A trusting relationship between the breastfeeding support person and the mother is also key to quality breastfeeding support.
Tonya explains that the WIC Breastfeeding Peer Counselors are women from the community who have breastfed their own children, and offer mother-to-mother support.
“The Peer Counselors understand those socioeconomic issues as well as some of those challenges and barriers in the community. As they build relationships with mothers in the clinic, a lot of times moms will call them from their bedside and invite them up to come see the baby or, ‘I have a challenge with this…’ So the Peer Counselors come up as a cheerleader and as a support.“
Accurate and Consistent Messages
When a mother receives clear and consistent messages about breastfeeding, trust is built between herself and her breastfeeding support person.
“Our relationship has grown and I think we are to the point now that the lactation staff will call me on a mom and say, ‘I’ve got her coming and this is her issue.’ Then that mom knows there is a trusted person here. And if I need to consult Mary back I’ll get a consent, and we’ll work together on some of those challenges. Sometimes it is that difficult latch and maybe it is a craniosacral therapist we need to refer back to. So there is a circle of care. Mary is a nurse and has been in this field for a lot of years. We work off of each other and trust has been built. Mom benefits in receiving a consistent message, which builds trust. I think we can undermine trust. Breastfeeding is such a personal decision--they go to their mom or their aunt or their sister who has breastfed before. Sharing evidence based information and having someone they can trust is key. Often times moms say, ‘That’s what Mary told me!’ Or, ‘That’s what the doctor told me! ‘And I think, wow that is great for a mom that she is hearing a consistent message from her team of support!”
Tonya is a member of the Milk Mob and briefly shared with us about the Milk Mob’s role in growing their breastfeeding knowledge in the Aurora WIC Clinic. It is WIC’s goal that all of the dietitians and dietetic technicians be trained in some form of breastfeeding education. The state of Wisconsin recently contracted with the Milk Mob to hold an Office Breastfeeding Champion Training for its employees to meet said goal and also strengthen their existing breastfeeding knowledge and education.
“I think Milk Mob has a great passion that every mom is an individual. And this breastfeeding business is individual. It is key to really getting to what a woman’s feelings are about breastfeeding, what she has been told, and what her personal barriers are. When we can create an environment where a woman feels safe and able to share that, we can really get to addressing her barriers in a way that is successful.
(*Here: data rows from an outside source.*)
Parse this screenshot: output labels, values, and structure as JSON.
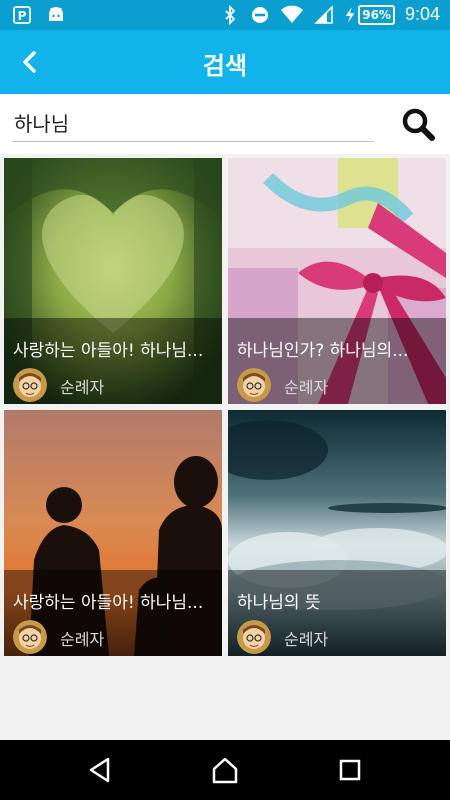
{
  "status_bar": {
    "time": "9:04",
    "battery": "96%",
    "icons": [
      "parking-icon",
      "android-icon",
      "bluetooth-icon",
      "do-not-disturb-icon",
      "wifi-icon",
      "signal-icon",
      "charging-icon",
      "battery-icon"
    ]
  },
  "app_bar": {
    "title": "검색",
    "back_icon": "back-arrow-icon"
  },
  "search": {
    "value": "하나님",
    "button_icon": "search-icon"
  },
  "results": [
    {
      "title": "사랑하는 아들아! 하나님...",
      "author": "순례자",
      "image": "green-heart-hedge"
    },
    {
      "title": "하나님인가? 하나님의...",
      "author": "순례자",
      "image": "pink-ribbon-gift"
    },
    {
      "title": "사랑하는 아들아! 하나님...",
      "author": "순례자",
      "image": "father-son-sunset-silhouette"
    },
    {
      "title": "하나님의 뜻",
      "author": "순례자",
      "image": "cloudy-sky"
    }
  ],
  "nav_bar": {
    "icons": [
      "back-triangle-icon",
      "home-icon",
      "recents-square-icon"
    ]
  }
}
It is key for the Milk Mob community to understand those things.
I think one of the big benefits of the Milk Mob training is the triage tools. I think they are a benefit to all by helping us look closer at that process of obtaining a better assessment of the breastfeeding challenge. That is key in really standardized support and looking at all angles. I also think the support of the Milk Mob membership gives staff another good resource and sharing opportunity to keep up to date on latest research and technique in managing the breastfeeding dyad. We all get very busy in our work and it is a benefit to have another resource that also offers other ideas and perspectives in the community in addressing some of our breastfeeding challenges.
I like to think of WIC as a community champion. We are very excited to be part of that team of care!”